Website and app data records

....

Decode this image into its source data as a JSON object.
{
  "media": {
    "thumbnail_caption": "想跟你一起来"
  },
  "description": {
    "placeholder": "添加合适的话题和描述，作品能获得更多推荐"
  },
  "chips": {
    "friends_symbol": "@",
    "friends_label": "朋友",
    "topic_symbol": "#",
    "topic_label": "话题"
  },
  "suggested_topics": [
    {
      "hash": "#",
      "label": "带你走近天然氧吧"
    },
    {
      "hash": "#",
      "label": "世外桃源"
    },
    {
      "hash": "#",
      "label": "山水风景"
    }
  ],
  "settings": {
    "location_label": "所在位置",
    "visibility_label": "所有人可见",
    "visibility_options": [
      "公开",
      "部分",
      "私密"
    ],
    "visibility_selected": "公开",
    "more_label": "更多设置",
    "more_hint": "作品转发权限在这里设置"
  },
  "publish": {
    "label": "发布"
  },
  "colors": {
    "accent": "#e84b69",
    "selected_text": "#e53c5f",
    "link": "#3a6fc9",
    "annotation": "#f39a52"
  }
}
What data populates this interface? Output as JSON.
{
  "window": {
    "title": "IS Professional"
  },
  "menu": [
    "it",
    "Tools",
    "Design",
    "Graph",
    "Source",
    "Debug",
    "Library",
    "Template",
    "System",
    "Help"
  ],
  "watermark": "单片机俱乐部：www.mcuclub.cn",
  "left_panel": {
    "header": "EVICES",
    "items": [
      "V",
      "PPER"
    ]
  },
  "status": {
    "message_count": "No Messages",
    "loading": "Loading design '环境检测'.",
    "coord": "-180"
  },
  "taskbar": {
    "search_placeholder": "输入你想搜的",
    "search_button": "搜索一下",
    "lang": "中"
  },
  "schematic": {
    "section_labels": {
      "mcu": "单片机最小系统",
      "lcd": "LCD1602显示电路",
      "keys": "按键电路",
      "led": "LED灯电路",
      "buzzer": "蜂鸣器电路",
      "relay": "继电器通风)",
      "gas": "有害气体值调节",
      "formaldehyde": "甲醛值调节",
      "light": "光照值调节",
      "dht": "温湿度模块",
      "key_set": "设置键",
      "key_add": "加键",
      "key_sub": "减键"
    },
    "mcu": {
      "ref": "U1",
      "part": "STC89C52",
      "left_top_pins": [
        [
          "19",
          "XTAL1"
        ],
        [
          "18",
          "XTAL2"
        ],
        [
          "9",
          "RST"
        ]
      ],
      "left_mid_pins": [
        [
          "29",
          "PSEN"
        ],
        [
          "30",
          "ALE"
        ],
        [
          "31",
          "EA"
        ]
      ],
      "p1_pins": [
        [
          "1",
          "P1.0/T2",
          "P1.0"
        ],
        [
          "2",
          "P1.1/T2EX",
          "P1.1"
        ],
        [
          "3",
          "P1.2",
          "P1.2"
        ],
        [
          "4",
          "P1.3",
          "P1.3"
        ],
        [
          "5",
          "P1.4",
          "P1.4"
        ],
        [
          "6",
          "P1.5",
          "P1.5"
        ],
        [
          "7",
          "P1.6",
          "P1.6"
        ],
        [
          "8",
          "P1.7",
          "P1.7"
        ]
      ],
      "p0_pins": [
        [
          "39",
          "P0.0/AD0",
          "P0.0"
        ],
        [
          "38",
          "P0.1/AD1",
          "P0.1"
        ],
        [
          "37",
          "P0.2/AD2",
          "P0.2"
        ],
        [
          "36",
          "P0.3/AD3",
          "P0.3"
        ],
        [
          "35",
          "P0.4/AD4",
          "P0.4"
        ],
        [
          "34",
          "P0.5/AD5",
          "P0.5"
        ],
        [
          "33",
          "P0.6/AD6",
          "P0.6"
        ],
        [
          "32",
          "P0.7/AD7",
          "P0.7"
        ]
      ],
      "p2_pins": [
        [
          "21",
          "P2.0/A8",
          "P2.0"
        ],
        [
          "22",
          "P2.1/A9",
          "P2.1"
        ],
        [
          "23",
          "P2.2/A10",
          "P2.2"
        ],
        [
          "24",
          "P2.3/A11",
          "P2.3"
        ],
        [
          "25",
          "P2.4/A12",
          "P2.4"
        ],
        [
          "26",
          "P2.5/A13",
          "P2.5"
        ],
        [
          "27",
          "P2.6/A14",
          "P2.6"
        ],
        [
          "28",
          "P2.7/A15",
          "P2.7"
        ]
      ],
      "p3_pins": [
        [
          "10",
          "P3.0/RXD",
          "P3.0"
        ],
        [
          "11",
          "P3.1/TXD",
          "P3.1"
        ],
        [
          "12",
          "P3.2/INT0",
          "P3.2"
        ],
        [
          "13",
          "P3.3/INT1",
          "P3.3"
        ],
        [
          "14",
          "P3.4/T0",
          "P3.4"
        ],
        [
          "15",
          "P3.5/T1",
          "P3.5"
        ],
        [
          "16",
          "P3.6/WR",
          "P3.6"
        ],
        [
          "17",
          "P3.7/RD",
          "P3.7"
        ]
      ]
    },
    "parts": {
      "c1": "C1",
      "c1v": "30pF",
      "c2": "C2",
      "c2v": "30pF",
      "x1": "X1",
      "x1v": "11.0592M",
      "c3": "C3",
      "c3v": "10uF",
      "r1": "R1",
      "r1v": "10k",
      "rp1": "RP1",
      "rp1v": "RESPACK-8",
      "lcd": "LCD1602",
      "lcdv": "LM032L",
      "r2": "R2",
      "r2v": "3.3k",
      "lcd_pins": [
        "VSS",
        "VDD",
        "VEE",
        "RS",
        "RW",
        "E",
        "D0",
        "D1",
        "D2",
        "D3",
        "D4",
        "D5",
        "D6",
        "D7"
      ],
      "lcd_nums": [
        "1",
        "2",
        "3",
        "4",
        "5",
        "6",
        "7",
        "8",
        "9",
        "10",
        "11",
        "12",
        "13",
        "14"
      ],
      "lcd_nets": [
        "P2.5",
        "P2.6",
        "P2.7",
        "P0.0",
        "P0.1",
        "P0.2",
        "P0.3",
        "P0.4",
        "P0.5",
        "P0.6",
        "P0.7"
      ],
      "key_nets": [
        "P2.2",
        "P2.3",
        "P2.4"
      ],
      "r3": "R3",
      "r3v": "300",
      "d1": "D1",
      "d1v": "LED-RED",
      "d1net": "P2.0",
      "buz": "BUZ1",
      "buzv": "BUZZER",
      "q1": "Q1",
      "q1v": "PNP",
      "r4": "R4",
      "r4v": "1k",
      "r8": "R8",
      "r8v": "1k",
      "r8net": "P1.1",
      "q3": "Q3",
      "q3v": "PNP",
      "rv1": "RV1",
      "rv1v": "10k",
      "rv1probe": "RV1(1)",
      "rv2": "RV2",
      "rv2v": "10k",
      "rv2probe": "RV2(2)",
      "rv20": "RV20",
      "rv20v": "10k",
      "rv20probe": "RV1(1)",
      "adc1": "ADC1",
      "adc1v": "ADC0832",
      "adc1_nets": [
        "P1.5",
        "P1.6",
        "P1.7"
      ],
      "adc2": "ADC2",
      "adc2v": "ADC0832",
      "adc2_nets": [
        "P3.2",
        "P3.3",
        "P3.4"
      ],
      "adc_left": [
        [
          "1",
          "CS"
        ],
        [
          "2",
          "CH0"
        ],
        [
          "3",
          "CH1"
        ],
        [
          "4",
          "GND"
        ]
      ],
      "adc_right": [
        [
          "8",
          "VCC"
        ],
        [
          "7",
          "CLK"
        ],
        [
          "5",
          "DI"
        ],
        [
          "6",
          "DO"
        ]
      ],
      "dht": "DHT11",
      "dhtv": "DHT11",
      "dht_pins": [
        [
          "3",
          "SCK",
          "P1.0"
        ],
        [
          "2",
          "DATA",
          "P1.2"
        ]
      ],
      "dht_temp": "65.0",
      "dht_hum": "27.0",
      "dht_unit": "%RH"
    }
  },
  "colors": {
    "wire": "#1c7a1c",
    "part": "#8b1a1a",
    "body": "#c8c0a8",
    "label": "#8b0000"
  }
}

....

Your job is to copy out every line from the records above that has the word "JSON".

### Response
Decode this image into its source data as a JSON object.
What data populates this interface? Output as JSON.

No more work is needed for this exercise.